Using data-mining techniques and a close read of college transcripts, a national research organization has helped more than 4,500 students receive associate’s degrees retroactively — students who had enough credits to earn an associate’s degree, but never got one.
Washington did not participate in the project, which started in 2009. But state education leaders “are aware of the project and think it has some lessons for us,” said Marty Brown, the executive director of the State Board for Community and Technical Colleges, by email.
The study highlights red tape and institutional policies that often stand in the way of a student earning a diploma, said Clifford Adelman, a senior researcher for the Institute for Higher Education Policy.
Project Win-Win recruited 61 associate’s degree-granting institutions in nine states (Oregon, Florida, Louisiana, Michigan, Missouri, New York, Ohio, Virginia and Wisconsin).
The schools went on a data-hunt to find former students who never received a degree, who were no longer enrolled anywhere, and who were within striking distance of qualifying for a degree.
The program found 130,000 students who might qualify.
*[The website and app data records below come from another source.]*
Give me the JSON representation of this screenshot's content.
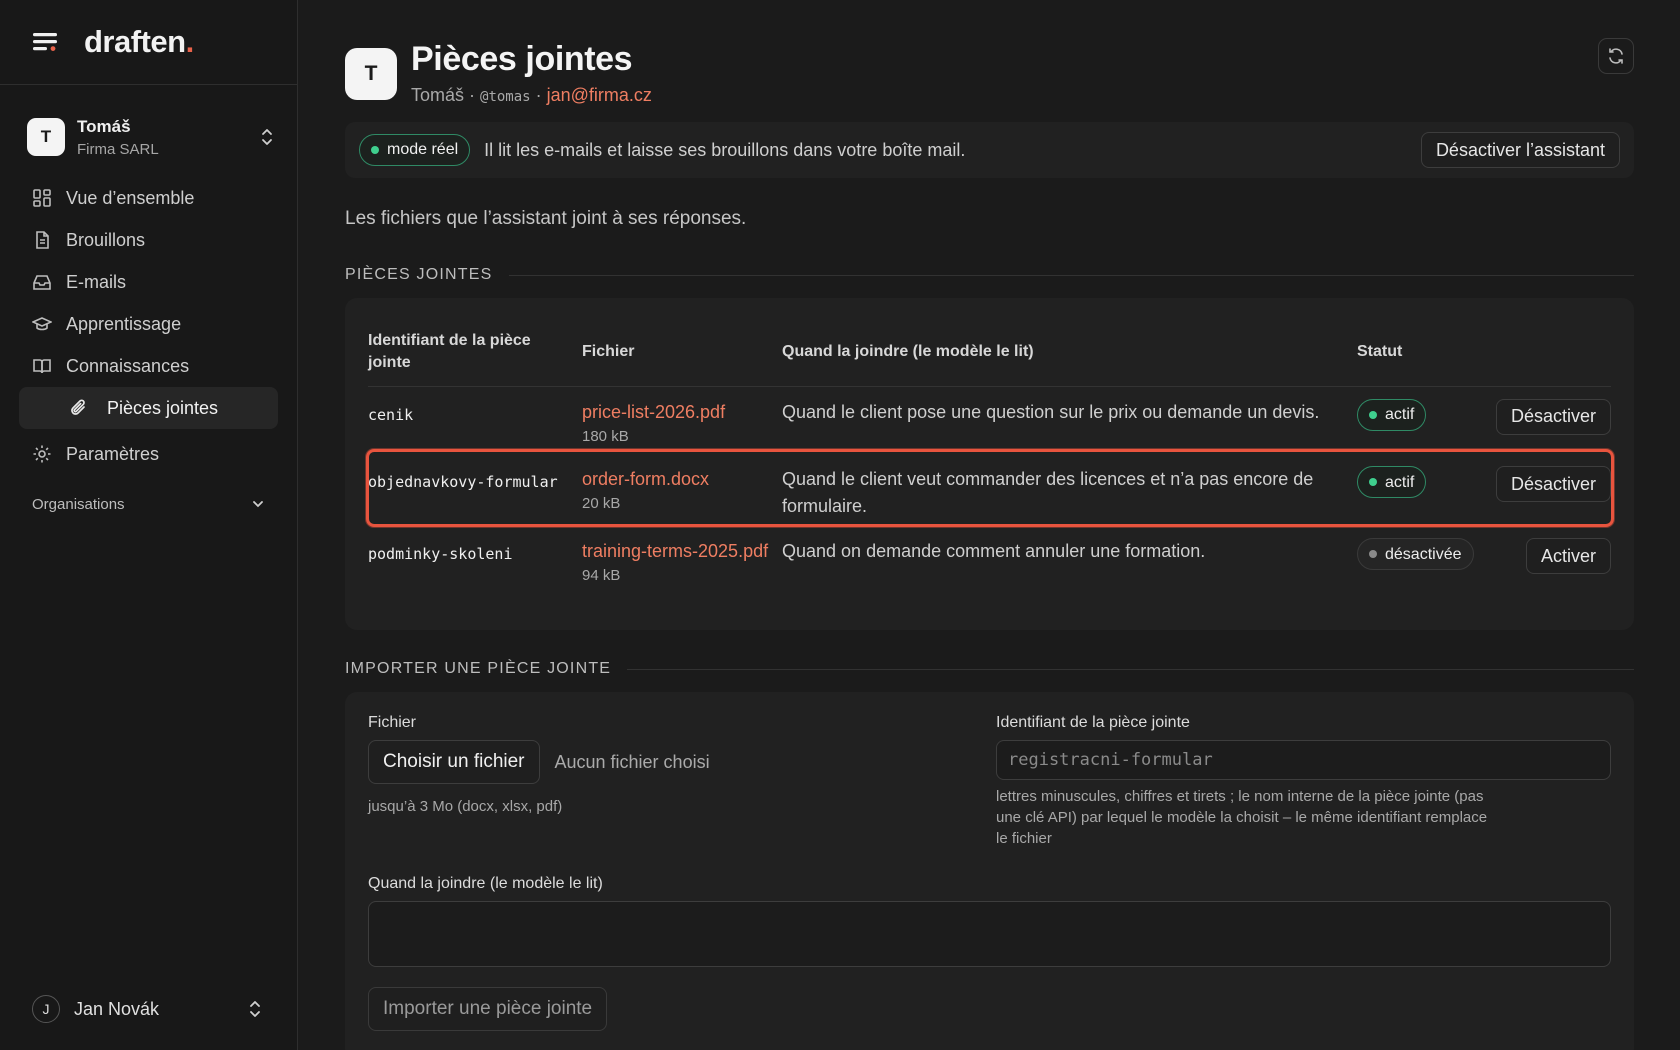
{
  "brand": {
    "name": "draften",
    "dot": "."
  },
  "workspace": {
    "avatar": "T",
    "name": "Tomáš",
    "org": "Firma SARL"
  },
  "nav": {
    "overview": "Vue d’ensemble",
    "drafts": "Brouillons",
    "emails": "E-mails",
    "learning": "Apprentissage",
    "knowledge": "Connaissances",
    "attachments": "Pièces jointes",
    "settings": "Paramètres",
    "organisations": "Organisations"
  },
  "user": {
    "initial": "J",
    "name": "Jan Novák"
  },
  "header": {
    "avatar": "T",
    "title": "Pièces jointes",
    "name": "Tomáš",
    "sep1": " · ",
    "handle": "@tomas",
    "sep2": " · ",
    "email": "jan@firma.cz"
  },
  "mode": {
    "badge": "mode réel",
    "text": "Il lit les e-mails et laisse ses brouillons dans votre boîte mail.",
    "disable_button": "Désactiver l’assistant"
  },
  "intro": "Les fichiers que l’assistant joint à ses réponses.",
  "attachments_section": {
    "title": "PIÈCES JOINTES",
    "columns": [
      "Identifiant de la pièce jointe",
      "Fichier",
      "Quand la joindre (le modèle le lit)",
      "Statut"
    ],
    "rows": [
      {
        "id": "cenik",
        "file": "price-list-2026.pdf",
        "size": "180 kB",
        "when": "Quand le client pose une question sur le prix ou demande un devis.",
        "status": "actif",
        "action": "Désactiver"
      },
      {
        "id": "objednavkovy-formular",
        "file": "order-form.docx",
        "size": "20 kB",
        "when": "Quand le client veut commander des licences et n’a pas encore de formulaire.",
        "status": "actif",
        "action": "Désactiver"
      },
      {
        "id": "podminky-skoleni",
        "file": "training-terms-2025.pdf",
        "size": "94 kB",
        "when": "Quand on demande comment annuler une formation.",
        "status": "désactivée",
        "action": "Activer"
      }
    ]
  },
  "upload_section": {
    "title": "IMPORTER UNE PIÈCE JOINTE",
    "file_label": "Fichier",
    "choose_button": "Choisir un fichier",
    "no_file": "Aucun fichier choisi",
    "file_hint": "jusqu’à 3 Mo (docx, xlsx, pdf)",
    "id_label": "Identifiant de la pièce jointe",
    "id_placeholder": "registracni-formular",
    "id_hint": "lettres minuscules, chiffres et tirets ; le nom interne de la pièce jointe (pas une clé API) par lequel le modèle la choisit – le même identifiant remplace le fichier",
    "when_label": "Quand la joindre (le modèle le lit)",
    "when_value": "",
    "submit": "Importer une pièce jointe"
  },
  "colors": {
    "accent": "#ef7e62",
    "active": "#3fcf8e",
    "highlight": "#e8543e"
  }
}
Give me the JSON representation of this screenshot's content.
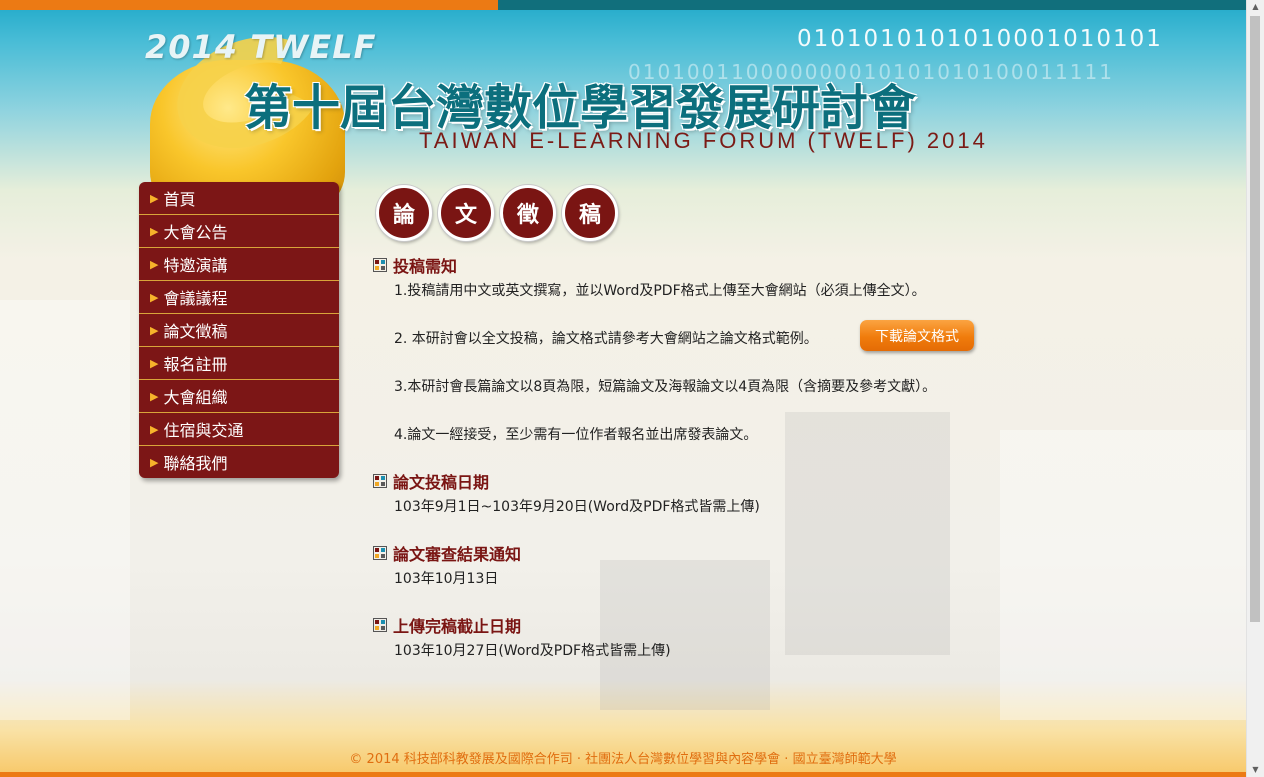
{
  "header": {
    "brand_year": "2014 TWELF",
    "binary_line1": "0101010101010001010101",
    "binary_line2": "010100110000000010101010100011111",
    "title_zh": "第十屆台灣數位學習發展研討會",
    "title_en": "TAIWAN E-LEARNING FORUM (TWELF) 2014"
  },
  "sidebar": {
    "items": [
      {
        "label": "首頁"
      },
      {
        "label": "大會公告"
      },
      {
        "label": "特邀演講"
      },
      {
        "label": "會議議程"
      },
      {
        "label": "論文徵稿"
      },
      {
        "label": "報名註冊"
      },
      {
        "label": "大會組織"
      },
      {
        "label": "住宿與交通"
      },
      {
        "label": "聯絡我們"
      }
    ],
    "arrow": "▶"
  },
  "page_heading": {
    "chars": [
      "論",
      "文",
      "徵",
      "稿"
    ]
  },
  "sections": {
    "guidelines": {
      "title": "投稿需知",
      "items": [
        "1.投稿請用中文或英文撰寫，並以Word及PDF格式上傳至大會網站（必須上傳全文）。",
        "2. 本研討會以全文投稿，論文格式請參考大會網站之論文格式範例。",
        "3.本研討會長篇論文以8頁為限，短篇論文及海報論文以4頁為限（含摘要及參考文獻）。",
        "4.論文一經接受，至少需有一位作者報名並出席發表論文。"
      ],
      "download_label": "下載論文格式"
    },
    "submission": {
      "title": "論文投稿日期",
      "text": "103年9月1日~103年9月20日(Word及PDF格式皆需上傳)"
    },
    "review": {
      "title": "論文審查結果通知",
      "text": "103年10月13日"
    },
    "final": {
      "title": "上傳完稿截止日期",
      "text": "103年10月27日(Word及PDF格式皆需上傳)"
    }
  },
  "footer": {
    "text": "© 2014 科技部科教發展及國際合作司 · 社團法人台灣數位學習與內容學會 · 國立臺灣師範大學"
  },
  "colors": {
    "accent": "#7a1513",
    "topbar_left": "#ec7a14",
    "topbar_right": "#116f7c",
    "button": "#f07c0c"
  }
}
After college administrators did a line-by-line look at the transcripts of 42,000 students, they found more than 6,700 who were eligible for a degree, but never received one, Adelman said.
Of those students, 4,500 have received their degrees so far. Another 20,000 students need to earn fewer than 12 credits to complete their degree.
Adelman said the degree audit is “really the center of this thing.” It’s a close read of a student’s transcript, and includes looking for courses that students completed at other institutions, as well.
You might think that a student who receives the required number of credits for a degree would automatically receive that degree. But in many schools, students have to fill out an application and pay a small fee before getting a diploma. They may have enough credits for one type of degree, but not another. These are stumbling blocks for many students, Adelman said.
Students also mistakenly believe that they’re no longer eligible for financial aid if they complete an associate’s degree, but that’s not true; the only thing that stops financial aid is earning a bachelor’s degree, Adelman said.
Students also worry that if they leave school and accept their associate’s degree, they’ll have to start paying back their loans. To that, Adelman said: “If you’re out of school, you should be paying back loans.”
Adelman also thinks some students don’t assign enough value to an associate’s degree. To him, such degrees signal to an employer that a student persisted in a program and completed it, and that’s a valuable point to include on a resume.
Brown, of Washington, said the SBCTC is working with the Washington Student Achievement Council and the state’s Education Research and Data Center to see what data is available and what the next steps might be.
“We know there is a huge portion of the population in our state (approaching 30 percent in the 25-44 year old group alone) that have some college and no degree or certificate,” Brown wrote. “We all want to reach that population and try to help them get degrees or certificates to give them a better chance to improve their job situation whenever possible.”